== RECORD SET

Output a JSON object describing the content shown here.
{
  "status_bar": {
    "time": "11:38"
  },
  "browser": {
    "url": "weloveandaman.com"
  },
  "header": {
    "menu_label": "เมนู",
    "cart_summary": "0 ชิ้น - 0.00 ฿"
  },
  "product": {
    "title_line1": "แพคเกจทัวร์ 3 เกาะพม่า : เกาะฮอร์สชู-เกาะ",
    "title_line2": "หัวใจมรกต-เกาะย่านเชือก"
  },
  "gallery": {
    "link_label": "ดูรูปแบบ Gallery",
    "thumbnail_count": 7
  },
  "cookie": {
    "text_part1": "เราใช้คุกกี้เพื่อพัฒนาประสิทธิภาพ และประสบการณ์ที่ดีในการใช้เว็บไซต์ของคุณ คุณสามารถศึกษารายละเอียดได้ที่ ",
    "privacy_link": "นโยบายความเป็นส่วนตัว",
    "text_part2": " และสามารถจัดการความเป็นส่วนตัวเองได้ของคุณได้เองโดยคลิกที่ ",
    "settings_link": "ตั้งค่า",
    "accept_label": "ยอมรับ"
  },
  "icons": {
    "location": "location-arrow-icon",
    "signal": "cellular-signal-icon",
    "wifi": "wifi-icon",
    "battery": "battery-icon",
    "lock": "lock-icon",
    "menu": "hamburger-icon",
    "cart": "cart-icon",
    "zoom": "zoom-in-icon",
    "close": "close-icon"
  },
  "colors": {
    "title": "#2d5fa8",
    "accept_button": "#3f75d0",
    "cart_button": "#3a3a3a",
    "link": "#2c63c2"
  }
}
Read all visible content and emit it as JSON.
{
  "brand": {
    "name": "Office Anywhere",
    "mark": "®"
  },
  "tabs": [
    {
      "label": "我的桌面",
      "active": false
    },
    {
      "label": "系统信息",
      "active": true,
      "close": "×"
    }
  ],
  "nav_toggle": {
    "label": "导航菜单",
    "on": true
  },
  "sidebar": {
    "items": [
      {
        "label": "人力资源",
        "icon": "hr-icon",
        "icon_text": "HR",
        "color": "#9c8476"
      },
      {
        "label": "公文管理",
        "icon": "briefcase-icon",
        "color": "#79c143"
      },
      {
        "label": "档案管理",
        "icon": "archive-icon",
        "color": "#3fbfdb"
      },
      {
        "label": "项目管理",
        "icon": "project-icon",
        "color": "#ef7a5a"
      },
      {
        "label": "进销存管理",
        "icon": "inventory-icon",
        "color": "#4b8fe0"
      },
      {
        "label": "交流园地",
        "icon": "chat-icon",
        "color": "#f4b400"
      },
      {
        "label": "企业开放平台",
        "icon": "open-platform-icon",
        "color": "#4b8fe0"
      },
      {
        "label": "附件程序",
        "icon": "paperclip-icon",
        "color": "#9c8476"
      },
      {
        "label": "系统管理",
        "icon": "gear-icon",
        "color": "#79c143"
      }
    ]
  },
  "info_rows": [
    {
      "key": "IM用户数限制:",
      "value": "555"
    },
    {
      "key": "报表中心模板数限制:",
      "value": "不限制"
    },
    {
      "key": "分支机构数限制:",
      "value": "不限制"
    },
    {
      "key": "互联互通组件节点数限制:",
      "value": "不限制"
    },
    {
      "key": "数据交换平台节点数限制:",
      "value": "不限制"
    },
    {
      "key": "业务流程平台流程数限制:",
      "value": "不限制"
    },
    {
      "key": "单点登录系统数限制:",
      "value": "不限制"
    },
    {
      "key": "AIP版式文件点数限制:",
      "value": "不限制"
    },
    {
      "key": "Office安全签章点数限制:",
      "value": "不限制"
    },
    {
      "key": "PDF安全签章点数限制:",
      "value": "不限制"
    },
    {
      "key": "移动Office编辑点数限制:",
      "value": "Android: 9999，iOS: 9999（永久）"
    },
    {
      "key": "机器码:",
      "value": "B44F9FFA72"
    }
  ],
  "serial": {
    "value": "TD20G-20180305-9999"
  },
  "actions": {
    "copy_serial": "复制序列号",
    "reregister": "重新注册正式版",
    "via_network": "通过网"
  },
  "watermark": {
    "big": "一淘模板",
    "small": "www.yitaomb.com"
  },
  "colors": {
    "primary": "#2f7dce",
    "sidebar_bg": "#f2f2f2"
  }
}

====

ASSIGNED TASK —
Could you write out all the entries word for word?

RESULT FOR THIS TASK —
Output a JSON object describing the content shown here.
{
  "status_bar": {
    "time": "11:38"
  },
  "browser": {
    "url": "weloveandaman.com"
  },
  "header": {
    "menu_label": "เมนู",
    "cart_summary": "0 ชิ้น - 0.00 ฿"
  },
  "product": {
    "title_line1": "แพคเกจทัวร์ 3 เกาะพม่า : เกาะฮอร์สชู-เกาะ",
    "title_line2": "หัวใจมรกต-เกาะย่านเชือก"
  },
  "gallery": {
    "link_label": "ดูรูปแบบ Gallery",
    "thumbnail_count": 7
  },
  "cookie": {
    "text_part1": "เราใช้คุกกี้เพื่อพัฒนาประสิทธิภาพ และประสบการณ์ที่ดีในการใช้เว็บไซต์ของคุณ คุณสามารถศึกษารายละเอียดได้ที่ ",
    "privacy_link": "นโยบายความเป็นส่วนตัว",
    "text_part2": " และสามารถจัดการความเป็นส่วนตัวเองได้ของคุณได้เองโดยคลิกที่ ",
    "settings_link": "ตั้งค่า",
    "accept_label": "ยอมรับ"
  },
  "icons": {
    "location": "location-arrow-icon",
    "signal": "cellular-signal-icon",
    "wifi": "wifi-icon",
    "battery": "battery-icon",
    "lock": "lock-icon",
    "menu": "hamburger-icon",
    "cart": "cart-icon",
    "zoom": "zoom-in-icon",
    "close": "close-icon"
  },
  "colors": {
    "title": "#2d5fa8",
    "accept_button": "#3f75d0",
    "cart_button": "#3a3a3a",
    "link": "#2c63c2"
  }
}
Read all visible content and emit it as JSON.
{
  "brand": {
    "name": "Office Anywhere",
    "mark": "®"
  },
  "tabs": [
    {
      "label": "我的桌面",
      "active": false
    },
    {
      "label": "系统信息",
      "active": true,
      "close": "×"
    }
  ],
  "nav_toggle": {
    "label": "导航菜单",
    "on": true
  },
  "sidebar": {
    "items": [
      {
        "label": "人力资源",
        "icon": "hr-icon",
        "icon_text": "HR",
        "color": "#9c8476"
      },
      {
        "label": "公文管理",
        "icon": "briefcase-icon",
        "color": "#79c143"
      },
      {
        "label": "档案管理",
        "icon": "archive-icon",
        "color": "#3fbfdb"
      },
      {
        "label": "项目管理",
        "icon": "project-icon",
        "color": "#ef7a5a"
      },
      {
        "label": "进销存管理",
        "icon": "inventory-icon",
        "color": "#4b8fe0"
      },
      {
        "label": "交流园地",
        "icon": "chat-icon",
        "color": "#f4b400"
      },
      {
        "label": "企业开放平台",
        "icon": "open-platform-icon",
        "color": "#4b8fe0"
      },
      {
        "label": "附件程序",
        "icon": "paperclip-icon",
        "color": "#9c8476"
      },
      {
        "label": "系统管理",
        "icon": "gear-icon",
        "color": "#79c143"
      }
    ]
  },
  "info_rows": [
    {
      "key": "IM用户数限制:",
      "value": "555"
    },
    {
      "key": "报表中心模板数限制:",
      "value": "不限制"
    },
    {
      "key": "分支机构数限制:",
      "value": "不限制"
    },
    {
      "key": "互联互通组件节点数限制:",
      "value": "不限制"
    },
    {
      "key": "数据交换平台节点数限制:",
      "value": "不限制"
    },
    {
      "key": "业务流程平台流程数限制:",
      "value": "不限制"
    },
    {
      "key": "单点登录系统数限制:",
      "value": "不限制"
    },
    {
      "key": "AIP版式文件点数限制:",
      "value": "不限制"
    },
    {
      "key": "Office安全签章点数限制:",
      "value": "不限制"
    },
    {
      "key": "PDF安全签章点数限制:",
      "value": "不限制"
    },
    {
      "key": "移动Office编辑点数限制:",
      "value": "Android: 9999，iOS: 9999（永久）"
    },
    {
      "key": "机器码:",
      "value": "B44F9FFA72"
    }
  ],
  "serial": {
    "value": "TD20G-20180305-9999"
  },
  "actions": {
    "copy_serial": "复制序列号",
    "reregister": "重新注册正式版",
    "via_network": "通过网"
  },
  "watermark": {
    "big": "一淘模板",
    "small": "www.yitaomb.com"
  },
  "colors": {
    "primary": "#2f7dce",
    "sidebar_bg": "#f2f2f2"
  }
}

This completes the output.